Dataset excerpts:

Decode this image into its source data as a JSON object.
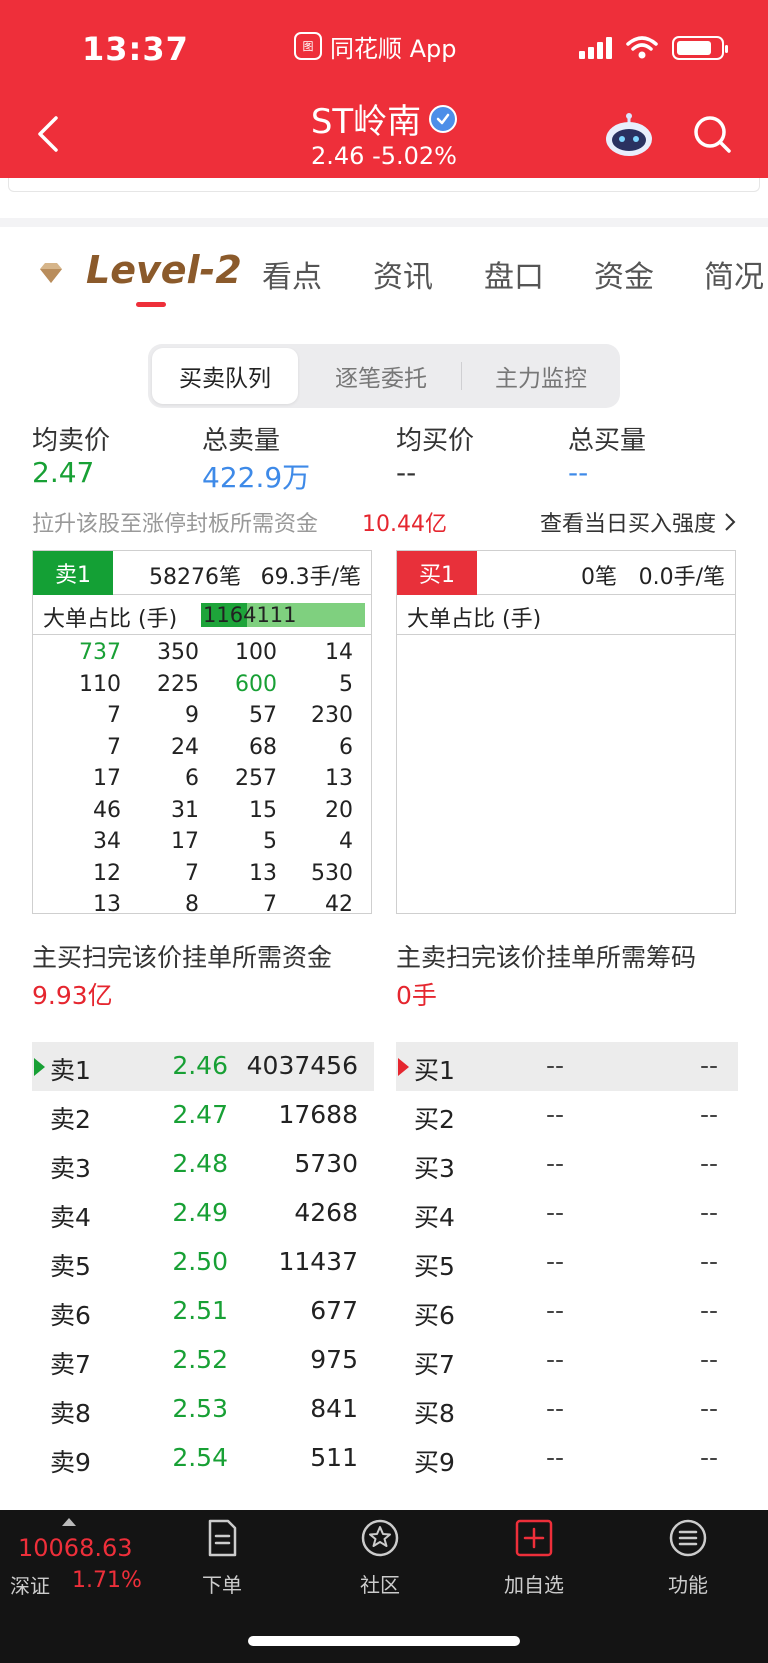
{
  "status_bar": {
    "time": "13:37",
    "source_app": "同花顺 App",
    "source_logo_text": "图"
  },
  "header": {
    "stock_name": "ST岭南",
    "price_line": "2.46 -5.02%",
    "icons": [
      "back-arrow-icon",
      "verified-icon",
      "robot-icon",
      "search-icon"
    ]
  },
  "tabs": {
    "items": [
      "Level-2",
      "看点",
      "资讯",
      "盘口",
      "资金",
      "简况"
    ],
    "active": "Level-2"
  },
  "segmented": {
    "items": [
      "买卖队列",
      "逐笔委托",
      "主力监控"
    ],
    "active": "买卖队列"
  },
  "summary": {
    "avg_sell_label": "均卖价",
    "avg_sell_value": "2.47",
    "total_sell_label": "总卖量",
    "total_sell_value": "422.9万",
    "avg_buy_label": "均买价",
    "avg_buy_value": "--",
    "total_buy_label": "总买量",
    "total_buy_value": "--"
  },
  "limit_info": {
    "text": "拉升该股至涨停封板所需资金",
    "amount": "10.44亿",
    "link": "查看当日买入强度"
  },
  "sell_queue": {
    "tag": "卖1",
    "count": "58276笔",
    "per_order": "69.3手/笔",
    "ratio_label": "大单占比 (手)",
    "ratio_value": "1164111",
    "ratio_fill": 0.28,
    "rows": [
      [
        "737",
        "350",
        "100",
        "14"
      ],
      [
        "110",
        "225",
        "600",
        "5"
      ],
      [
        "7",
        "9",
        "57",
        "230"
      ],
      [
        "7",
        "24",
        "68",
        "6"
      ],
      [
        "17",
        "6",
        "257",
        "13"
      ],
      [
        "46",
        "31",
        "15",
        "20"
      ],
      [
        "34",
        "17",
        "5",
        "4"
      ],
      [
        "12",
        "7",
        "13",
        "530"
      ],
      [
        "13",
        "8",
        "7",
        "42"
      ]
    ]
  },
  "buy_queue": {
    "tag": "买1",
    "count": "0笔",
    "per_order": "0.0手/笔",
    "ratio_label": "大单占比 (手)"
  },
  "capital": {
    "buy_sweep_label": "主买扫完该价挂单所需资金",
    "buy_sweep_value": "9.93亿",
    "sell_sweep_label": "主卖扫完该价挂单所需筹码",
    "sell_sweep_value": "0手"
  },
  "sell_book": [
    {
      "label": "卖1",
      "price": "2.46",
      "volume": "4037456"
    },
    {
      "label": "卖2",
      "price": "2.47",
      "volume": "17688"
    },
    {
      "label": "卖3",
      "price": "2.48",
      "volume": "5730"
    },
    {
      "label": "卖4",
      "price": "2.49",
      "volume": "4268"
    },
    {
      "label": "卖5",
      "price": "2.50",
      "volume": "11437"
    },
    {
      "label": "卖6",
      "price": "2.51",
      "volume": "677"
    },
    {
      "label": "卖7",
      "price": "2.52",
      "volume": "975"
    },
    {
      "label": "卖8",
      "price": "2.53",
      "volume": "841"
    },
    {
      "label": "卖9",
      "price": "2.54",
      "volume": "511"
    }
  ],
  "buy_book": [
    {
      "label": "买1",
      "price": "--",
      "volume": "--"
    },
    {
      "label": "买2",
      "price": "--",
      "volume": "--"
    },
    {
      "label": "买3",
      "price": "--",
      "volume": "--"
    },
    {
      "label": "买4",
      "price": "--",
      "volume": "--"
    },
    {
      "label": "买5",
      "price": "--",
      "volume": "--"
    },
    {
      "label": "买6",
      "price": "--",
      "volume": "--"
    },
    {
      "label": "买7",
      "price": "--",
      "volume": "--"
    },
    {
      "label": "买8",
      "price": "--",
      "volume": "--"
    },
    {
      "label": "买9",
      "price": "--",
      "volume": "--"
    }
  ],
  "bottom_bar": {
    "index_value": "10068.63",
    "index_name": "深证",
    "index_change": "1.71%",
    "nav": [
      {
        "label": "下单",
        "icon": "order-icon"
      },
      {
        "label": "社区",
        "icon": "community-icon"
      },
      {
        "label": "加自选",
        "icon": "add-watchlist-icon"
      },
      {
        "label": "功能",
        "icon": "menu-icon"
      }
    ]
  },
  "colors": {
    "brand_red": "#ee2f3a",
    "down_green": "#18a035",
    "level2_brown": "#8b5a2b",
    "blue": "#3e8ae8"
  }
}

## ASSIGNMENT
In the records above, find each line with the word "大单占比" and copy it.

## ANSWER TO THIS EXERCISE
    "ratio_label": "大单占比 (手)",
    "ratio_label": "大单占比 (手)"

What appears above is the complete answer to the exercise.